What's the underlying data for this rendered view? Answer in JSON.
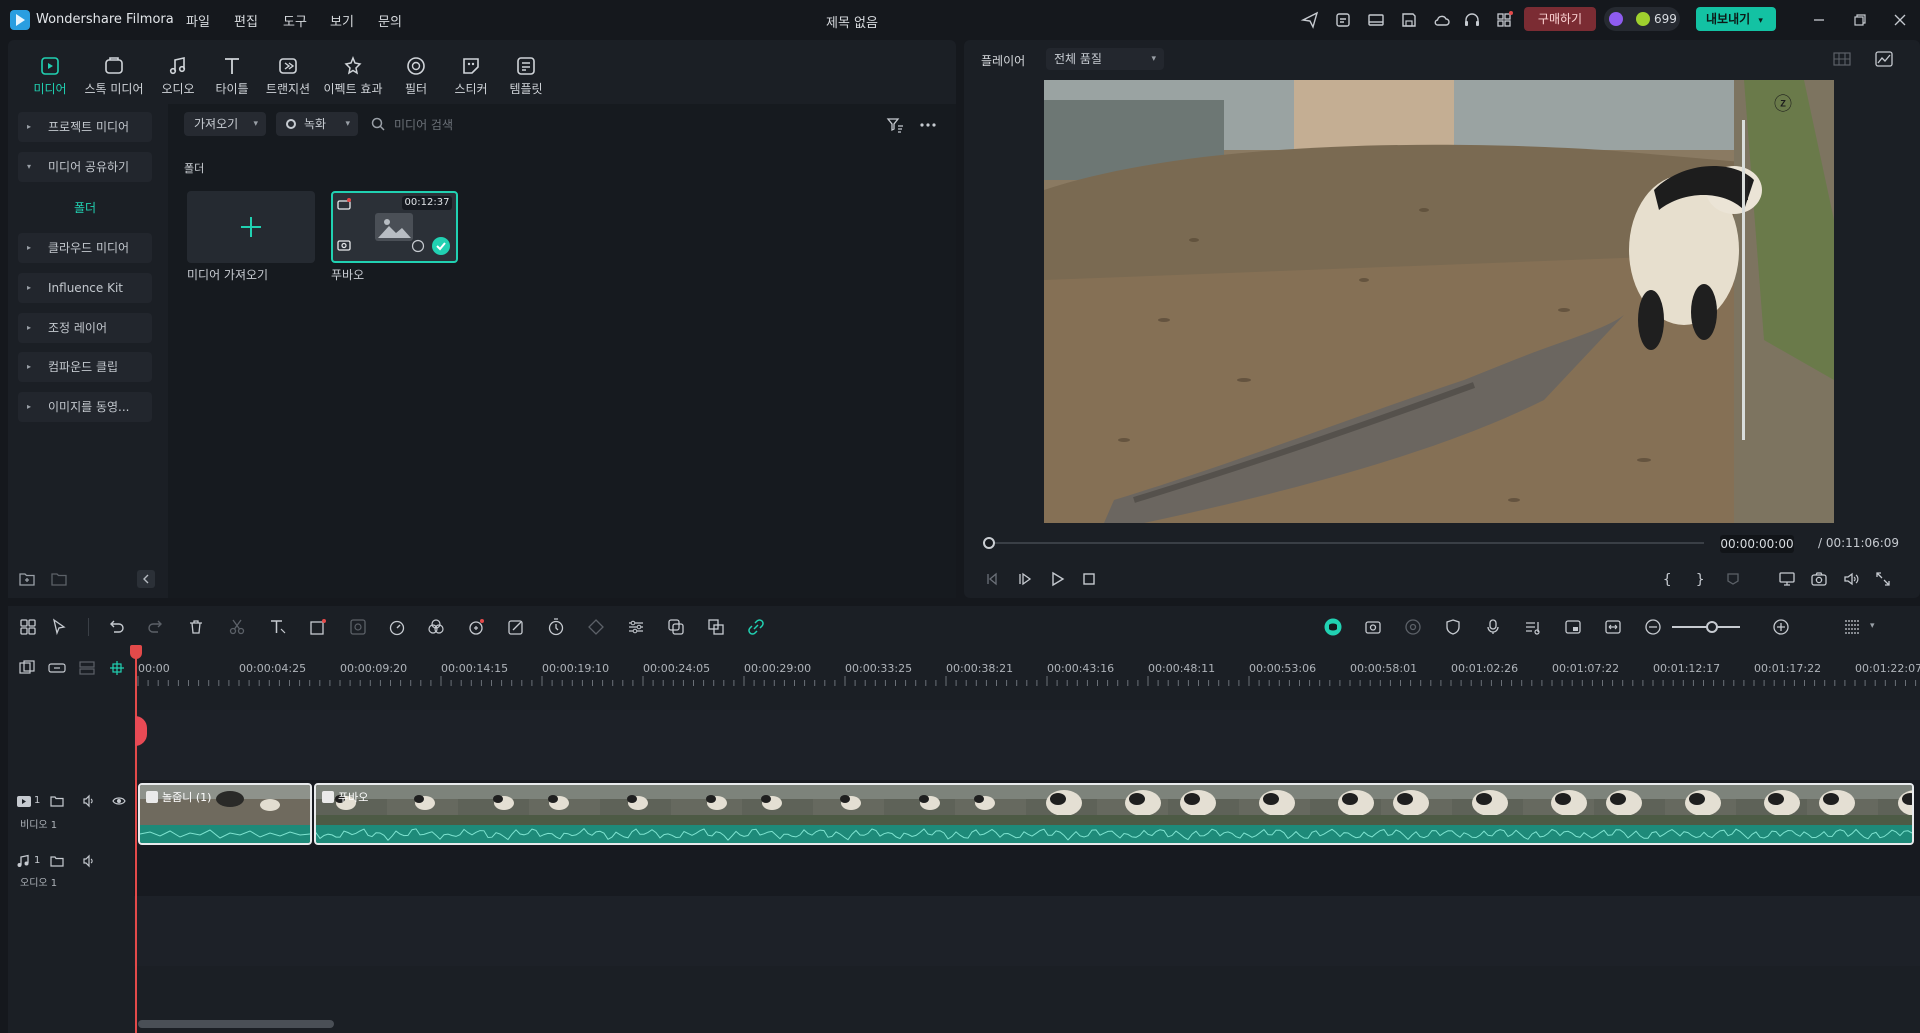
{
  "app": {
    "name": "Wondershare Filmora",
    "title": "제목 없음",
    "menu": [
      "파일",
      "편집",
      "도구",
      "보기",
      "문의"
    ],
    "buy_label": "구매하기",
    "credits": "699",
    "export_label": "내보내기"
  },
  "tabs": [
    "미디어",
    "스톡 미디어",
    "오디오",
    "타이틀",
    "트랜지션",
    "이펙트 효과",
    "필터",
    "스티커",
    "템플릿"
  ],
  "sidebar": {
    "items": [
      "프로젝트 미디어",
      "미디어 공유하기",
      "클라우드 미디어",
      "Influence Kit",
      "조정 레이어",
      "컴파운드 클립",
      "이미지를 동영..."
    ],
    "sub_item": "폴더"
  },
  "media": {
    "import_dropdown": "가져오기",
    "record_dropdown": "녹화",
    "search_placeholder": "미디어 검색",
    "folder_label": "폴더",
    "import_tile_label": "미디어 가져오기",
    "clip_name": "푸바오",
    "clip_duration": "00:12:37"
  },
  "player": {
    "label": "플레이어",
    "quality": "전체 품질",
    "current_time": "00:00:00:00",
    "total_time": "/ 00:11:06:09",
    "progress": 0
  },
  "timeline": {
    "ticks": [
      "00:00",
      "00:00:04:25",
      "00:00:09:20",
      "00:00:14:15",
      "00:00:19:10",
      "00:00:24:05",
      "00:00:29:00",
      "00:00:33:25",
      "00:00:38:21",
      "00:00:43:16",
      "00:00:48:11",
      "00:00:53:06",
      "00:00:58:01",
      "00:01:02:26",
      "00:01:07:22",
      "00:01:12:17",
      "00:01:17:22",
      "00:01:22:07"
    ],
    "video_track": "비디오 1",
    "video_track_num": "1",
    "audio_track": "오디오 1",
    "audio_track_num": "1",
    "clip1_label": "놀줍니 (1)",
    "clip2_label": "푸바오"
  },
  "colors": {
    "accent": "#21d1b2",
    "buy": "#7b2c33",
    "export": "#13c2a3",
    "playhead": "#e34a4a"
  }
}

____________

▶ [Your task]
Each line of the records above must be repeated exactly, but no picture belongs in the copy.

▶ [Your solution]
What's the underlying data for this rendered view? Answer in JSON.
{
  "app": {
    "name": "Wondershare Filmora",
    "title": "제목 없음",
    "menu": [
      "파일",
      "편집",
      "도구",
      "보기",
      "문의"
    ],
    "buy_label": "구매하기",
    "credits": "699",
    "export_label": "내보내기"
  },
  "tabs": [
    "미디어",
    "스톡 미디어",
    "오디오",
    "타이틀",
    "트랜지션",
    "이펙트 효과",
    "필터",
    "스티커",
    "템플릿"
  ],
  "sidebar": {
    "items": [
      "프로젝트 미디어",
      "미디어 공유하기",
      "클라우드 미디어",
      "Influence Kit",
      "조정 레이어",
      "컴파운드 클립",
      "이미지를 동영..."
    ],
    "sub_item": "폴더"
  },
  "media": {
    "import_dropdown": "가져오기",
    "record_dropdown": "녹화",
    "search_placeholder": "미디어 검색",
    "folder_label": "폴더",
    "import_tile_label": "미디어 가져오기",
    "clip_name": "푸바오",
    "clip_duration": "00:12:37"
  },
  "player": {
    "label": "플레이어",
    "quality": "전체 품질",
    "current_time": "00:00:00:00",
    "total_time": "/ 00:11:06:09",
    "progress": 0
  },
  "timeline": {
    "ticks": [
      "00:00",
      "00:00:04:25",
      "00:00:09:20",
      "00:00:14:15",
      "00:00:19:10",
      "00:00:24:05",
      "00:00:29:00",
      "00:00:33:25",
      "00:00:38:21",
      "00:00:43:16",
      "00:00:48:11",
      "00:00:53:06",
      "00:00:58:01",
      "00:01:02:26",
      "00:01:07:22",
      "00:01:12:17",
      "00:01:17:22",
      "00:01:22:07"
    ],
    "video_track": "비디오 1",
    "video_track_num": "1",
    "audio_track": "오디오 1",
    "audio_track_num": "1",
    "clip1_label": "놀줍니 (1)",
    "clip2_label": "푸바오"
  },
  "colors": {
    "accent": "#21d1b2",
    "buy": "#7b2c33",
    "export": "#13c2a3",
    "playhead": "#e34a4a"
  }
}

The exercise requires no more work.